When finally it was found prudent to pay a visit to Valerie's study, those who entered found that his fireplace was filled with the ashes of dozens of books, not to mention hundreds of pages of notes. However, the items that remained in the study gave more than enough evidence to ascertain Valerie's insanity. Intentionally, it seems, Valerie Ortega left on a wide table an array of notes and one copy of the abominable book The King in Yellow, atop which sat the pallid mask that he had discovered just a year and half prior. A chilling documentation in elegant print is as follows:

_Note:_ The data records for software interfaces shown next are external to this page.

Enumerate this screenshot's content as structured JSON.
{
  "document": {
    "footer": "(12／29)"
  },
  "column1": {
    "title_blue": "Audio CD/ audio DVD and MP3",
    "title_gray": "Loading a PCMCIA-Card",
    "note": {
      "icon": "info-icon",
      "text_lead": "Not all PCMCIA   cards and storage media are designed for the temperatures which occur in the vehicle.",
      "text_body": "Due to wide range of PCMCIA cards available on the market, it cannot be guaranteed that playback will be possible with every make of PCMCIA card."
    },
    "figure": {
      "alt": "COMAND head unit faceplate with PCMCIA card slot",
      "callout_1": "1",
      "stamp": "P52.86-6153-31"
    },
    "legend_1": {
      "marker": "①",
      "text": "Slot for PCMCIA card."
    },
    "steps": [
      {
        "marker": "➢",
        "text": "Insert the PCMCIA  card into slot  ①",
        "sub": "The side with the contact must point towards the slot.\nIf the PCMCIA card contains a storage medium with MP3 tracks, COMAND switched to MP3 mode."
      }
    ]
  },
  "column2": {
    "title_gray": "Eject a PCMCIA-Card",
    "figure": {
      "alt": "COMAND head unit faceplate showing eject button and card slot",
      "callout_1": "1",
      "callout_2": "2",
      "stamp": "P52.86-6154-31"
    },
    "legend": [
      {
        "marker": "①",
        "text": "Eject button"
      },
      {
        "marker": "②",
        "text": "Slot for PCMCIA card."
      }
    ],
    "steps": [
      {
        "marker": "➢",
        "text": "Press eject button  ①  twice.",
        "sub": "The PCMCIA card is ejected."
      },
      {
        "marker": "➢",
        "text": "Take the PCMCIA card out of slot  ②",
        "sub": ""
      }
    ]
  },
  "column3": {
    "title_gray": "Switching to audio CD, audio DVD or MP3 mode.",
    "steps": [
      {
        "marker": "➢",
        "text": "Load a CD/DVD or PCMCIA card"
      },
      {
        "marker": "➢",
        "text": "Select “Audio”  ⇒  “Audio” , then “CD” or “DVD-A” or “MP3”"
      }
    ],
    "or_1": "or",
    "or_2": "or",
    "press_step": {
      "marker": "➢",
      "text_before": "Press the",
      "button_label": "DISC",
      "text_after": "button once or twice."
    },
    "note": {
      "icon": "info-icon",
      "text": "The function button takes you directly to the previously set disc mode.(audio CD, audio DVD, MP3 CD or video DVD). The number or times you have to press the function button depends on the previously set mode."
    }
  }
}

This Pallid Mask I have found with my team in Southeast Asia (specifically East Timor) has imparted upon me a cosmic awareness of something larger than we can ever know. That is why I have taken it upon myself to dissect the annexes of archaic knowledge, the sources of which are debatable at best. What I have discovered in these miserable months is the existence of a superior being who once ruled at his Immemorial City in his own realm, but whose power inverted at the advent of his sins, whatever those may have been — the tomes I have obtained in recent months have ascertained these hypotheses, especially the sole book I will leave for the discoverer's consumption: The King in Yellow. Though forbidden it may be, it has granted me insight into the key knowledge that I have lacked from the start. The words of Carcosa, the Immemorial City, and the songs of the Hyades and the King's tattered yellow robes — all of it, watched over by ominous twin suns and curious twin moons who rule over an infantry of black stars.

I apologize for the omission of the majority of my collection, but I do not feel that the world is ready for what I've learned. Myself I have ended because I am not ready for the knowledge. The weighing power of Hastur, the Yellow King, is pressing upon my very core, and I feel his pulsing otherworldly presence at every corner and in every shadow. I know that my death will not relinquish his influence, but it will at least take him farther away from this world.